A grateful heart is a happy heart and mind
One of my favorite things is to start every day with a grateful heart. Remembering to give thanks, express gratitude for the good things in your life and the ones you love is one of the best things that you can do for yourself. Honestly. Doing this helps to keep your thoughts positive and serves as a reminder of the positives in your life when you are faced with negatives. One of my favorite things to do is to write down in my planner or think of three things that made me smile throughout the day. It is important to appreciate the little things.
I personally am not the type of person who spends a lot of time working out, but if you are, working out has some serious benefits to your mental health as well as physical health! The release of endorphins and serotonin in your brain act as a natural antidepressant. Even if you are not a gym person like myself, just being active in some way and physically moving can also have the same effect. My 15 minute walks to class honestly make me feel refreshed and energized every morning. Having an active lifestyle in some way, whether it be working out, dancing, sports or just walking to class will help keep you happy and healthy!
Talk it out
After a long and stressful day, one of my favorite things to do is vent and let it all out. Talking to a good friend, calling a parent or even talking to a counselor can be one of the best methods for dealing with daily stress and anxiety.

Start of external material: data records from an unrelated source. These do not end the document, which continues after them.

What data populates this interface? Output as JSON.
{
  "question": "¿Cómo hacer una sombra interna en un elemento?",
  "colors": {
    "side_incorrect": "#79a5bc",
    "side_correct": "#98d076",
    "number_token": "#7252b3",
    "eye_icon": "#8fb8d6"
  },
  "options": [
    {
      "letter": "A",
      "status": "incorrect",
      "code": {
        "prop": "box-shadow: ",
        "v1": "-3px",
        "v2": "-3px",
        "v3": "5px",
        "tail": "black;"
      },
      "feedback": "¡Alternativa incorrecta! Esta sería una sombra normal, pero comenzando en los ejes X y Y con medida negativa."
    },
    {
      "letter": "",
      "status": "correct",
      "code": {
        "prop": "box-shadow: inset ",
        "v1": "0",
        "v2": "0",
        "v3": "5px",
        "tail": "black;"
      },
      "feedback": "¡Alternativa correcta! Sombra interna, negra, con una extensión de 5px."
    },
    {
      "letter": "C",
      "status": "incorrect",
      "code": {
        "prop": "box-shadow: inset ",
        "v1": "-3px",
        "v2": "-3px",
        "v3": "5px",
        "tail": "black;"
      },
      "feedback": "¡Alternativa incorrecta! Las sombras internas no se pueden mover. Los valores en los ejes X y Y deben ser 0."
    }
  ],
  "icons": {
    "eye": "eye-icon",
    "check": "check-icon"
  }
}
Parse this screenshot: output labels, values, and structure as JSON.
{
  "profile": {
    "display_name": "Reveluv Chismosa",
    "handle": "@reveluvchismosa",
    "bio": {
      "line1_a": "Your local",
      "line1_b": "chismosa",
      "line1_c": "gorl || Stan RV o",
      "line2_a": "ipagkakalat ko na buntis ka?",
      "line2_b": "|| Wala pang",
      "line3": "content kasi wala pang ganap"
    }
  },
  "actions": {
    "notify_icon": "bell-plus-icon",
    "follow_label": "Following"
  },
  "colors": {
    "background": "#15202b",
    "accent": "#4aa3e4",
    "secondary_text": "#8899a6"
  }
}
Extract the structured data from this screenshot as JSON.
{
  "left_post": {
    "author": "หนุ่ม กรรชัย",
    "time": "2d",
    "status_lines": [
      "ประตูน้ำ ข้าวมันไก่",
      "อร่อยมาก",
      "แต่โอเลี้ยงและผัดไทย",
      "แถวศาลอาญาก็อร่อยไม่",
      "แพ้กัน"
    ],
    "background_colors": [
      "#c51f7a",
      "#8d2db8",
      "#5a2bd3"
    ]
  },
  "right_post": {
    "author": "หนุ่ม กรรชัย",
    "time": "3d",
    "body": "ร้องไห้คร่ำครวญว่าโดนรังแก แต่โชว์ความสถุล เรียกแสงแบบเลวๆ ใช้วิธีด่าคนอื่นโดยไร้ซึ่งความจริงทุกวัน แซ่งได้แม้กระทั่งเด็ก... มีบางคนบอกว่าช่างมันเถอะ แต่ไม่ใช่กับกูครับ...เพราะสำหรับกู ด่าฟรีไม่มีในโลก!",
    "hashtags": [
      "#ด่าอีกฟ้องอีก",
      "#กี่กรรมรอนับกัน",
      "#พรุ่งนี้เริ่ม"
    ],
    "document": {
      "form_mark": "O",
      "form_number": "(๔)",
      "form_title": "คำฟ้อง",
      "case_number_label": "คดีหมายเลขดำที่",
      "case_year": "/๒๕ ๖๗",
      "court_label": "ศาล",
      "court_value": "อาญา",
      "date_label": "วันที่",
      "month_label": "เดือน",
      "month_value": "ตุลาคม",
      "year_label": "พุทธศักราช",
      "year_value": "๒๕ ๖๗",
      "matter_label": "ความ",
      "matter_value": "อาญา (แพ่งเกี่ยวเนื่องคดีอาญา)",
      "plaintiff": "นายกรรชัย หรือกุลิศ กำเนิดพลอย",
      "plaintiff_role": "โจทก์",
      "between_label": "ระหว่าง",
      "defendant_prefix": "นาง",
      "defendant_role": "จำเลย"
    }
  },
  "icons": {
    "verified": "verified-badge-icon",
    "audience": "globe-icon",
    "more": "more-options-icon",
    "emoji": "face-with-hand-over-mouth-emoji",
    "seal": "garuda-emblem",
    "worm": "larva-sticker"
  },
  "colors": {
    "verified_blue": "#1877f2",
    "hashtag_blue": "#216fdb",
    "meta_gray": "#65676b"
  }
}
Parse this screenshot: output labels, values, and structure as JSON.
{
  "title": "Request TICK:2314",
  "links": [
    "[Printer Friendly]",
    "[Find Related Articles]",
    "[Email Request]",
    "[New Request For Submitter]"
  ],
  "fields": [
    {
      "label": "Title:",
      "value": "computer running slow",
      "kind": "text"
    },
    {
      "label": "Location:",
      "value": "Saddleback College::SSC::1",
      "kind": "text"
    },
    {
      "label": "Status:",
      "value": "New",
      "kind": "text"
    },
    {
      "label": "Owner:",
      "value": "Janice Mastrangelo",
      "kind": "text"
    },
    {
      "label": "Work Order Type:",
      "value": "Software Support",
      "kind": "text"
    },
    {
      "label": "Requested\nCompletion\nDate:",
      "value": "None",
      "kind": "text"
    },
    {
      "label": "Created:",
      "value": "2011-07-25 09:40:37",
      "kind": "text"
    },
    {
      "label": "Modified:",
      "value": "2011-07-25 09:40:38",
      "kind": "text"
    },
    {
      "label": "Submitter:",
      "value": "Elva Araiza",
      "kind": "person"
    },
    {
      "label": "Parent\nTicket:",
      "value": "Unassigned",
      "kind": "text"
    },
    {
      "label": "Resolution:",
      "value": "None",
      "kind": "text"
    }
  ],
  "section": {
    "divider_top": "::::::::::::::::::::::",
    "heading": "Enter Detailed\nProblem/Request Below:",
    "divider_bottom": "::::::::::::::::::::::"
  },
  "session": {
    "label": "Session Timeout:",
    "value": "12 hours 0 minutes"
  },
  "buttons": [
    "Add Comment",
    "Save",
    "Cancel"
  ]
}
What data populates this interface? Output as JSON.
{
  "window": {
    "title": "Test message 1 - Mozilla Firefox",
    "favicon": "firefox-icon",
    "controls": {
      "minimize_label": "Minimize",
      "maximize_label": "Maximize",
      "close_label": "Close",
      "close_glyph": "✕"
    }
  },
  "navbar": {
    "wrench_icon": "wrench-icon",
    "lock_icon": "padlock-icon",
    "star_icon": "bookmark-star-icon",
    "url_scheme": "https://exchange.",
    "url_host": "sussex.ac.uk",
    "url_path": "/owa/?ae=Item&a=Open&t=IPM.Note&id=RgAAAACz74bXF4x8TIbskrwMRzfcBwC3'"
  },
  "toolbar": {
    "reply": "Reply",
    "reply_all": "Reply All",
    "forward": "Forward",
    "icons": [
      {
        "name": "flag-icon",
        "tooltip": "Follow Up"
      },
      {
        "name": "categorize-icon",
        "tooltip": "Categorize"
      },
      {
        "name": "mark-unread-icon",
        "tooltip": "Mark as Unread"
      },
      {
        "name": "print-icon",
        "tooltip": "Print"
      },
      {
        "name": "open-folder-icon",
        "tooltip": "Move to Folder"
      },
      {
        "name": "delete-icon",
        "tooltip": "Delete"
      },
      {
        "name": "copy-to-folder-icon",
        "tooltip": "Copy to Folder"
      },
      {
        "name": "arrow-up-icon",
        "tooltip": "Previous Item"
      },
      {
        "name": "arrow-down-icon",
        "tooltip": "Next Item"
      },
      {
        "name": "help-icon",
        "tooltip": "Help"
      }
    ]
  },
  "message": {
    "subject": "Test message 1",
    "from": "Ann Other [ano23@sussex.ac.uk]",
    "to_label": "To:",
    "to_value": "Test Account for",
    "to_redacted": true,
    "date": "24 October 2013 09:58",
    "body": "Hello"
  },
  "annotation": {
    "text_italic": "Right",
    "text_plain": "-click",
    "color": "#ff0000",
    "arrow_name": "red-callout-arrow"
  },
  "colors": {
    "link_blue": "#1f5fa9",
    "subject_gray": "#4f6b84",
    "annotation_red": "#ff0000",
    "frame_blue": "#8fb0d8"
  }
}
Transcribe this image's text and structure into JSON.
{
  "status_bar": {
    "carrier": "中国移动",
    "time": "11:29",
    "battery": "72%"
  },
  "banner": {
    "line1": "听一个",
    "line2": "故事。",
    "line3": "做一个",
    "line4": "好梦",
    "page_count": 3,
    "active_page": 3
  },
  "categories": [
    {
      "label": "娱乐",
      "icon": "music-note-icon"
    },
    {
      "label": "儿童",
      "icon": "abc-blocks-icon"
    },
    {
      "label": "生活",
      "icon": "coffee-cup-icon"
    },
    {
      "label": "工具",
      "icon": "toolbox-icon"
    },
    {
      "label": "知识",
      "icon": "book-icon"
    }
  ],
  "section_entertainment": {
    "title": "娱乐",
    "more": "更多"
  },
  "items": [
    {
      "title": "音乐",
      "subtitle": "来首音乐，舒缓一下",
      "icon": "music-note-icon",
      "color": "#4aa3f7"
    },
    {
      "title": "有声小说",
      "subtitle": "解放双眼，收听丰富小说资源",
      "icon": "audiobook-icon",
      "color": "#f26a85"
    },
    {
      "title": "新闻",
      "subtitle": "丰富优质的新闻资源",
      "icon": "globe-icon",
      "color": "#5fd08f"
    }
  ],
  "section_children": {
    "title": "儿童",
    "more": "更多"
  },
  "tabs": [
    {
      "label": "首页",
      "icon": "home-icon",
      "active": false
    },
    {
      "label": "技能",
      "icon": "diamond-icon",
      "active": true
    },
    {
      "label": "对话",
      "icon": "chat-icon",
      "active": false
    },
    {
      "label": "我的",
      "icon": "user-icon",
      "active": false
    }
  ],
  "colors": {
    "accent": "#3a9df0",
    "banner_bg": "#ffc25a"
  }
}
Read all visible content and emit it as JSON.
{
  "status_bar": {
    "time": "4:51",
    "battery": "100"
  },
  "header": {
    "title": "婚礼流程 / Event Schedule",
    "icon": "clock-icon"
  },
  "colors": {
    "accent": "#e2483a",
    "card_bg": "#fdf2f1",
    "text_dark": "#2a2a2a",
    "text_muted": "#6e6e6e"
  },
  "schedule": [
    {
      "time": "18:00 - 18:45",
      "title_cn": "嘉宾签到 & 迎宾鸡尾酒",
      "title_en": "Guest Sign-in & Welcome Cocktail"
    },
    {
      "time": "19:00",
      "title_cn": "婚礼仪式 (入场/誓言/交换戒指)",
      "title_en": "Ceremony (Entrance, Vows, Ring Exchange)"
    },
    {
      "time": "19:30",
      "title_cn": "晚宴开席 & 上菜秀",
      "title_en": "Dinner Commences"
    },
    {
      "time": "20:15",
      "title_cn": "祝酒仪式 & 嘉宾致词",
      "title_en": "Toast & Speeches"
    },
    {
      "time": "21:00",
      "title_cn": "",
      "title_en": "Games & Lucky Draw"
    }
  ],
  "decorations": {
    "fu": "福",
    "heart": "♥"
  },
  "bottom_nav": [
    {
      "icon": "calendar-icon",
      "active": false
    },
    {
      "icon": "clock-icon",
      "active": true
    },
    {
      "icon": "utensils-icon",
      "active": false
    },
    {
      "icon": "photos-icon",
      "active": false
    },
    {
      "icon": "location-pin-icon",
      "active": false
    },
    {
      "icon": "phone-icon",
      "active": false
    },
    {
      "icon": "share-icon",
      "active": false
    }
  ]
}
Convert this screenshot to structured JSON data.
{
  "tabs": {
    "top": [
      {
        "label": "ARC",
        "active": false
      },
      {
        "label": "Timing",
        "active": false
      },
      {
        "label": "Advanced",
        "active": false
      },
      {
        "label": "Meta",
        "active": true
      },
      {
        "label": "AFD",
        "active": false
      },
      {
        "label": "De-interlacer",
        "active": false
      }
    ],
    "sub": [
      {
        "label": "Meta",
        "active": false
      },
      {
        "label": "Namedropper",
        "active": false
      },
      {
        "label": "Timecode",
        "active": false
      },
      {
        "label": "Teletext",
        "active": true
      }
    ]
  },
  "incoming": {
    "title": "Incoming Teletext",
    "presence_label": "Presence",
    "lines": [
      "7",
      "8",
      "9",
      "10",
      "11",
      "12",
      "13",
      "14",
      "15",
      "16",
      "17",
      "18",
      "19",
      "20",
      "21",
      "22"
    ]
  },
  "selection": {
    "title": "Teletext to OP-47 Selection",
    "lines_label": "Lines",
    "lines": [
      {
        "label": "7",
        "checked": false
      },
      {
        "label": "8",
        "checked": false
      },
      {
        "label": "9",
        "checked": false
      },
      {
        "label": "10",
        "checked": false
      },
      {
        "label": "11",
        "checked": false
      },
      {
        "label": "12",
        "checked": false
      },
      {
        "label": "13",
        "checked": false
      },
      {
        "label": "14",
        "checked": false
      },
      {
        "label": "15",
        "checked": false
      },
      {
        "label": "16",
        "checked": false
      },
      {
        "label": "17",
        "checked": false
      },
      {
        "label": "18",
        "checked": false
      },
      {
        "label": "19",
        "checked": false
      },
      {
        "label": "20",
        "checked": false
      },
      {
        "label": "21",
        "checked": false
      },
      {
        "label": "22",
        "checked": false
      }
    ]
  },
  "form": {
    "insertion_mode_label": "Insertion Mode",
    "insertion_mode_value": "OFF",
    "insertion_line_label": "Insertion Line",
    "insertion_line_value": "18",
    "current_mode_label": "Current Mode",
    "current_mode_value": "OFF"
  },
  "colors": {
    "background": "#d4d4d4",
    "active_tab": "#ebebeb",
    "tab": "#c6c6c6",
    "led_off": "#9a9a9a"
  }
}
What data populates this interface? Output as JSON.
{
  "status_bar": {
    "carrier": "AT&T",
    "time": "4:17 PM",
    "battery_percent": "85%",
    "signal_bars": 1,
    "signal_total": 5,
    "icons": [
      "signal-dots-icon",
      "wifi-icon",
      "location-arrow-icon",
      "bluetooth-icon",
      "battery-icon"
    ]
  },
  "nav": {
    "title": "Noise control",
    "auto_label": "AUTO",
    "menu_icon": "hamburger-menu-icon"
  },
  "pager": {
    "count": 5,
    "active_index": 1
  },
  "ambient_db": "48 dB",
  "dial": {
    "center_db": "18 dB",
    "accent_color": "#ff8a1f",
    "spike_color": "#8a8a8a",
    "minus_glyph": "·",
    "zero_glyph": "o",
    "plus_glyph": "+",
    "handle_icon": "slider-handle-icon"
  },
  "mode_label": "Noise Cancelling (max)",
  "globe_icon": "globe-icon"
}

Do not keep it bottled up! Someone is always there to listen and remember you are not alone.
It’s okay not be okay; utilize campus resources!
Luckily here on campus, there are many resources if you are not feeling okay. There is absolutely nothing wrong with seeking help. Whether it be adjustment issues, stress and anxiety from classes or social situations, Kent has someone who is willing to help you! If you feel that yourself or a friend is in danger, do not hesitate to reach out for help. We all have issues, struggles and face adversities; it is okay to ask for help! Keeping up and coping with your mental health in college can be difficult, and you may not even notice if you are mentally unhealthy. This is also okay, and you are not alone.
Remember to take care of yourself, your friends and keep up with your family back home this semester. Remember you are loved, important, worthy, beautiful and doing your best.
If you or someone you love needs help, here are some resources on and off-campus:
Kent State Psychological Services Website: https://www.kent.edu/psych
Phone Number: 330-672-2487
Crisis Text Line: Text HOME to 741741 from anywhere in the United States, anytime, about any type of crisis. A live, trained Crisis Counselor receives the text and responds, from their secure online platform. The volunteer Crisis Counselor will help you move from a hot to a cool moment.
National Suicide Prevention Lifeline: The National Suicide Prevention Lifeline is a national network of local crisis centers that provides free and confidential emotional support to people in suicidal crisis or emotional distress 24 hours a day, 7 days a week. They are committed to improving crisis services and advancing suicide prevention by empowering individuals, advancing professional best practices and building awareness.
Call 1-800-273-8255 if you or someone you love is in danger of harming themselves.
Follow Marisa on social media: Instagram & Twitter: @marisaaa_rosee, YouTube: Marisa Rose